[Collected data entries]
==*==
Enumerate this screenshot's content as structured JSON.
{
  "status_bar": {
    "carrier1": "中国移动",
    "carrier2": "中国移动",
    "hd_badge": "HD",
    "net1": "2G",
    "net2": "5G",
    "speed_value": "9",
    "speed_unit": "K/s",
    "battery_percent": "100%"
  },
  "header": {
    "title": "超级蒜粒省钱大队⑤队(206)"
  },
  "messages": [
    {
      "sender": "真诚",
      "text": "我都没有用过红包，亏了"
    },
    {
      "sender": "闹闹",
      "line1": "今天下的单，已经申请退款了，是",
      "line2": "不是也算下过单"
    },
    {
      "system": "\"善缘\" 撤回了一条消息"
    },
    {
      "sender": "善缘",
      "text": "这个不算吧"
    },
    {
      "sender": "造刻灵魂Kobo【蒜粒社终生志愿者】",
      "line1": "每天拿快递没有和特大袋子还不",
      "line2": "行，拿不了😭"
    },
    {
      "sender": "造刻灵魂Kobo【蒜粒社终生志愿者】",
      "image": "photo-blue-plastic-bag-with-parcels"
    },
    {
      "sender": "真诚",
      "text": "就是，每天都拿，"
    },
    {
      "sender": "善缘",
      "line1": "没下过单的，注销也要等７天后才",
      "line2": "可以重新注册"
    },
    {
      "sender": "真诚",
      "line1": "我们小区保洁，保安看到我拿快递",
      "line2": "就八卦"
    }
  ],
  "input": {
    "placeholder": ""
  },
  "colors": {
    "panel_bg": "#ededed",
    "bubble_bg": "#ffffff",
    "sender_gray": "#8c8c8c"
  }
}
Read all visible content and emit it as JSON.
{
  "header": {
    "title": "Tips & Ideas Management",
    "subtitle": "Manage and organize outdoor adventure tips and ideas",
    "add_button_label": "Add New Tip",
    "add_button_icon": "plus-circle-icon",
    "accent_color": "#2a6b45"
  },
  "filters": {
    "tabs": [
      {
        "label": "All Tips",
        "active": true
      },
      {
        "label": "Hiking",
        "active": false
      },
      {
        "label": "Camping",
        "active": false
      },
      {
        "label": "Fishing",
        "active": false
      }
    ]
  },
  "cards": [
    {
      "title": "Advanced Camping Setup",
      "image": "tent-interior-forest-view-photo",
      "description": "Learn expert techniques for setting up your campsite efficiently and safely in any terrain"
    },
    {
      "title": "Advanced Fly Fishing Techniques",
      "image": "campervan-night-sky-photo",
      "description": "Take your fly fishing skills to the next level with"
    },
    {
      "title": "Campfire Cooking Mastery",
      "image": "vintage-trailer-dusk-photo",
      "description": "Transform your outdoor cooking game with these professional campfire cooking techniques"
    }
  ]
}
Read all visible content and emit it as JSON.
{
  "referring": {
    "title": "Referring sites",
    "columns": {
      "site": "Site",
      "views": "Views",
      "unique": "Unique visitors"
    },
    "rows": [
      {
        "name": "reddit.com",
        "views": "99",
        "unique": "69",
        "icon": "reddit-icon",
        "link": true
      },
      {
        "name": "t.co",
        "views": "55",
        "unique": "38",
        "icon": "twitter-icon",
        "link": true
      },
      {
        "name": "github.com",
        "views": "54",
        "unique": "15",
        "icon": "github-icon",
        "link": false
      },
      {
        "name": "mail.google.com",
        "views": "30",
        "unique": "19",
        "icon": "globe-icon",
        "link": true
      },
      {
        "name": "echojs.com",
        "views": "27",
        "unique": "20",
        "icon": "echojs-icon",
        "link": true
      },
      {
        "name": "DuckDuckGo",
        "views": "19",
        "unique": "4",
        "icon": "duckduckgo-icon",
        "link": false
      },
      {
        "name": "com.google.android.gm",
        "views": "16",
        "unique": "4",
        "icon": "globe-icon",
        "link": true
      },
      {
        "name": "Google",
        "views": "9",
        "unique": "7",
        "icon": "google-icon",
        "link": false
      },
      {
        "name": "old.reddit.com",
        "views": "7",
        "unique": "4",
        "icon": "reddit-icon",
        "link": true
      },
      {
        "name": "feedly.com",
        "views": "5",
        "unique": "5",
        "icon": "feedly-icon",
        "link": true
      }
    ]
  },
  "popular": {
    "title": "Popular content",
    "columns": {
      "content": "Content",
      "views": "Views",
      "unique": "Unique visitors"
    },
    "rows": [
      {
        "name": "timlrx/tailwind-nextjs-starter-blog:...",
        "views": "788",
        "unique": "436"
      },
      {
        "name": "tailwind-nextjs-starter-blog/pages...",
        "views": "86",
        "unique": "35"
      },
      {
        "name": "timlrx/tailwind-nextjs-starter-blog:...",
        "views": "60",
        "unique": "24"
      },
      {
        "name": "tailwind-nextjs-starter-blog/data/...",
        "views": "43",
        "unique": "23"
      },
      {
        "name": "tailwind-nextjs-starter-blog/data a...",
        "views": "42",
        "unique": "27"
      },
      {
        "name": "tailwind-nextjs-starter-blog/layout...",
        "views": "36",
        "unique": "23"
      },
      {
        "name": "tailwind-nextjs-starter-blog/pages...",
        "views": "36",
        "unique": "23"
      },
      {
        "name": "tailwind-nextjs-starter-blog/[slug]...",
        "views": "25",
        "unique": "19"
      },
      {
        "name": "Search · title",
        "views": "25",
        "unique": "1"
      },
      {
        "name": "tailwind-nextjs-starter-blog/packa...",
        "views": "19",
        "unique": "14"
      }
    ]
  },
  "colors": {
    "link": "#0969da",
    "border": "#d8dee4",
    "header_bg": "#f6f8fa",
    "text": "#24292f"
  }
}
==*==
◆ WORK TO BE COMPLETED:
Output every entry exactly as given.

◆ TASK ANSWER:
Enumerate this screenshot's content as structured JSON.
{
  "status_bar": {
    "carrier1": "中国移动",
    "carrier2": "中国移动",
    "hd_badge": "HD",
    "net1": "2G",
    "net2": "5G",
    "speed_value": "9",
    "speed_unit": "K/s",
    "battery_percent": "100%"
  },
  "header": {
    "title": "超级蒜粒省钱大队⑤队(206)"
  },
  "messages": [
    {
      "sender": "真诚",
      "text": "我都没有用过红包，亏了"
    },
    {
      "sender": "闹闹",
      "line1": "今天下的单，已经申请退款了，是",
      "line2": "不是也算下过单"
    },
    {
      "system": "\"善缘\" 撤回了一条消息"
    },
    {
      "sender": "善缘",
      "text": "这个不算吧"
    },
    {
      "sender": "造刻灵魂Kobo【蒜粒社终生志愿者】",
      "line1": "每天拿快递没有和特大袋子还不",
      "line2": "行，拿不了😭"
    },
    {
      "sender": "造刻灵魂Kobo【蒜粒社终生志愿者】",
      "image": "photo-blue-plastic-bag-with-parcels"
    },
    {
      "sender": "真诚",
      "text": "就是，每天都拿，"
    },
    {
      "sender": "善缘",
      "line1": "没下过单的，注销也要等７天后才",
      "line2": "可以重新注册"
    },
    {
      "sender": "真诚",
      "line1": "我们小区保洁，保安看到我拿快递",
      "line2": "就八卦"
    }
  ],
  "input": {
    "placeholder": ""
  },
  "colors": {
    "panel_bg": "#ededed",
    "bubble_bg": "#ffffff",
    "sender_gray": "#8c8c8c"
  }
}
Read all visible content and emit it as JSON.
{
  "header": {
    "title": "Tips & Ideas Management",
    "subtitle": "Manage and organize outdoor adventure tips and ideas",
    "add_button_label": "Add New Tip",
    "add_button_icon": "plus-circle-icon",
    "accent_color": "#2a6b45"
  },
  "filters": {
    "tabs": [
      {
        "label": "All Tips",
        "active": true
      },
      {
        "label": "Hiking",
        "active": false
      },
      {
        "label": "Camping",
        "active": false
      },
      {
        "label": "Fishing",
        "active": false
      }
    ]
  },
  "cards": [
    {
      "title": "Advanced Camping Setup",
      "image": "tent-interior-forest-view-photo",
      "description": "Learn expert techniques for setting up your campsite efficiently and safely in any terrain"
    },
    {
      "title": "Advanced Fly Fishing Techniques",
      "image": "campervan-night-sky-photo",
      "description": "Take your fly fishing skills to the next level with"
    },
    {
      "title": "Campfire Cooking Mastery",
      "image": "vintage-trailer-dusk-photo",
      "description": "Transform your outdoor cooking game with these professional campfire cooking techniques"
    }
  ]
}
Read all visible content and emit it as JSON.
{
  "referring": {
    "title": "Referring sites",
    "columns": {
      "site": "Site",
      "views": "Views",
      "unique": "Unique visitors"
    },
    "rows": [
      {
        "name": "reddit.com",
        "views": "99",
        "unique": "69",
        "icon": "reddit-icon",
        "link": true
      },
      {
        "name": "t.co",
        "views": "55",
        "unique": "38",
        "icon": "twitter-icon",
        "link": true
      },
      {
        "name": "github.com",
        "views": "54",
        "unique": "15",
        "icon": "github-icon",
        "link": false
      },
      {
        "name": "mail.google.com",
        "views": "30",
        "unique": "19",
        "icon": "globe-icon",
        "link": true
      },
      {
        "name": "echojs.com",
        "views": "27",
        "unique": "20",
        "icon": "echojs-icon",
        "link": true
      },
      {
        "name": "DuckDuckGo",
        "views": "19",
        "unique": "4",
        "icon": "duckduckgo-icon",
        "link": false
      },
      {
        "name": "com.google.android.gm",
        "views": "16",
        "unique": "4",
        "icon": "globe-icon",
        "link": true
      },
      {
        "name": "Google",
        "views": "9",
        "unique": "7",
        "icon": "google-icon",
        "link": false
      },
      {
        "name": "old.reddit.com",
        "views": "7",
        "unique": "4",
        "icon": "reddit-icon",
        "link": true
      },
      {
        "name": "feedly.com",
        "views": "5",
        "unique": "5",
        "icon": "feedly-icon",
        "link": true
      }
    ]
  },
  "popular": {
    "title": "Popular content",
    "columns": {
      "content": "Content",
      "views": "Views",
      "unique": "Unique visitors"
    },
    "rows": [
      {
        "name": "timlrx/tailwind-nextjs-starter-blog:...",
        "views": "788",
        "unique": "436"
      },
      {
        "name": "tailwind-nextjs-starter-blog/pages...",
        "views": "86",
        "unique": "35"
      },
      {
        "name": "timlrx/tailwind-nextjs-starter-blog:...",
        "views": "60",
        "unique": "24"
      },
      {
        "name": "tailwind-nextjs-starter-blog/data/...",
        "views": "43",
        "unique": "23"
      },
      {
        "name": "tailwind-nextjs-starter-blog/data a...",
        "views": "42",
        "unique": "27"
      },
      {
        "name": "tailwind-nextjs-starter-blog/layout...",
        "views": "36",
        "unique": "23"
      },
      {
        "name": "tailwind-nextjs-starter-blog/pages...",
        "views": "36",
        "unique": "23"
      },
      {
        "name": "tailwind-nextjs-starter-blog/[slug]...",
        "views": "25",
        "unique": "19"
      },
      {
        "name": "Search · title",
        "views": "25",
        "unique": "1"
      },
      {
        "name": "tailwind-nextjs-starter-blog/packa...",
        "views": "19",
        "unique": "14"
      }
    ]
  },
  "colors": {
    "link": "#0969da",
    "border": "#d8dee4",
    "header_bg": "#f6f8fa",
    "text": "#24292f"
  }
}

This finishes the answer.